◆ **Items from an interface collection**
====

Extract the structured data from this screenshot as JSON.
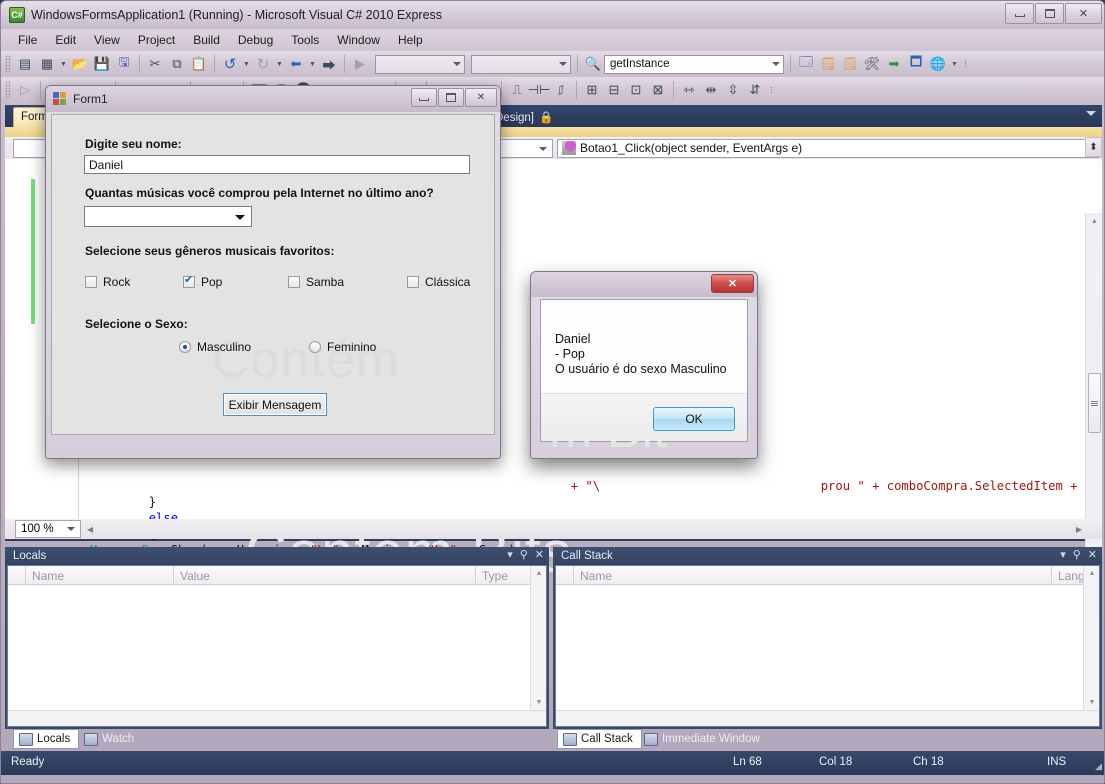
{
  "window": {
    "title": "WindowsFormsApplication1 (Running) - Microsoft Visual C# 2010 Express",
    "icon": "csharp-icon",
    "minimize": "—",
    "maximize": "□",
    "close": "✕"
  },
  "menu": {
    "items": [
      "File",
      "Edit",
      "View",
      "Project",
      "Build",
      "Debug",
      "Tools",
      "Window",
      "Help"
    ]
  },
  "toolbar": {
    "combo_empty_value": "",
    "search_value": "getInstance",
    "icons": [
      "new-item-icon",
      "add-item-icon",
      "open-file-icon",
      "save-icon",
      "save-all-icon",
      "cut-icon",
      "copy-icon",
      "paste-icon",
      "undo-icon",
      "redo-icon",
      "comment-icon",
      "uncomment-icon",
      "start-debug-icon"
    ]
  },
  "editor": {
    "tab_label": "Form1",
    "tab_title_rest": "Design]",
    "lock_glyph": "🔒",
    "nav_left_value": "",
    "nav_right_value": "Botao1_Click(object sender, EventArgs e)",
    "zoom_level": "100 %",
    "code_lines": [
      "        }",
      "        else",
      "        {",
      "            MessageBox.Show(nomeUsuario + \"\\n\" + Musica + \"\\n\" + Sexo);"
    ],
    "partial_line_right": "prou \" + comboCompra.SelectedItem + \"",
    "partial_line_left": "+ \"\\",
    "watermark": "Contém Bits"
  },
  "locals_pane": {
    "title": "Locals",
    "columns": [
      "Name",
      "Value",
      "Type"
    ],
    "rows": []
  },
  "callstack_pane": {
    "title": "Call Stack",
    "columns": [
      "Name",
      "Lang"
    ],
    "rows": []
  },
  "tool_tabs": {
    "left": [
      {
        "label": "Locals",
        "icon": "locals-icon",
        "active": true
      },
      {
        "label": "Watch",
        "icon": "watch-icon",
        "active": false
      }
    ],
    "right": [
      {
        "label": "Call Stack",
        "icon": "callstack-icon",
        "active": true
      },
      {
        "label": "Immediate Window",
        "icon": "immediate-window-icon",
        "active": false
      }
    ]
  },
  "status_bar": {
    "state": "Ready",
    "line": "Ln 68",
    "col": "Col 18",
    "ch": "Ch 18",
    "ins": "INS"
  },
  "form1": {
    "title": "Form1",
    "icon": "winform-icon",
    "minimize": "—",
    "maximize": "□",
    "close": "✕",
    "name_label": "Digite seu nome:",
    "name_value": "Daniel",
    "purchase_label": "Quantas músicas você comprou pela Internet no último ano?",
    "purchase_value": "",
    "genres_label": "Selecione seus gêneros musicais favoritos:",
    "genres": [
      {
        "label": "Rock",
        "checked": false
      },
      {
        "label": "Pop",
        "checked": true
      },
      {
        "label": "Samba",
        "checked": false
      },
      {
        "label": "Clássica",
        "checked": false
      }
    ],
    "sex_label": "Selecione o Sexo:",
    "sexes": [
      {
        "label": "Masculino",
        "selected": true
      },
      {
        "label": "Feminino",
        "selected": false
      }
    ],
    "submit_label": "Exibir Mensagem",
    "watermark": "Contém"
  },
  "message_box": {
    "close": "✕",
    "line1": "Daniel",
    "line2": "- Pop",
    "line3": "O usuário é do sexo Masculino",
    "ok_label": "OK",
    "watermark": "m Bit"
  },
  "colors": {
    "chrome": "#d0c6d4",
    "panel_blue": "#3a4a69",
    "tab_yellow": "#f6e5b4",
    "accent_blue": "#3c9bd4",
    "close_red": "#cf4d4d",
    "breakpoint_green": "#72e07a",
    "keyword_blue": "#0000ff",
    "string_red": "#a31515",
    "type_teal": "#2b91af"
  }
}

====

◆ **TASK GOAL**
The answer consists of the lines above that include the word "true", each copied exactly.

◆ **TASK ANSWER**
        "active": true
        "active": true
        "checked": true
        "selected": true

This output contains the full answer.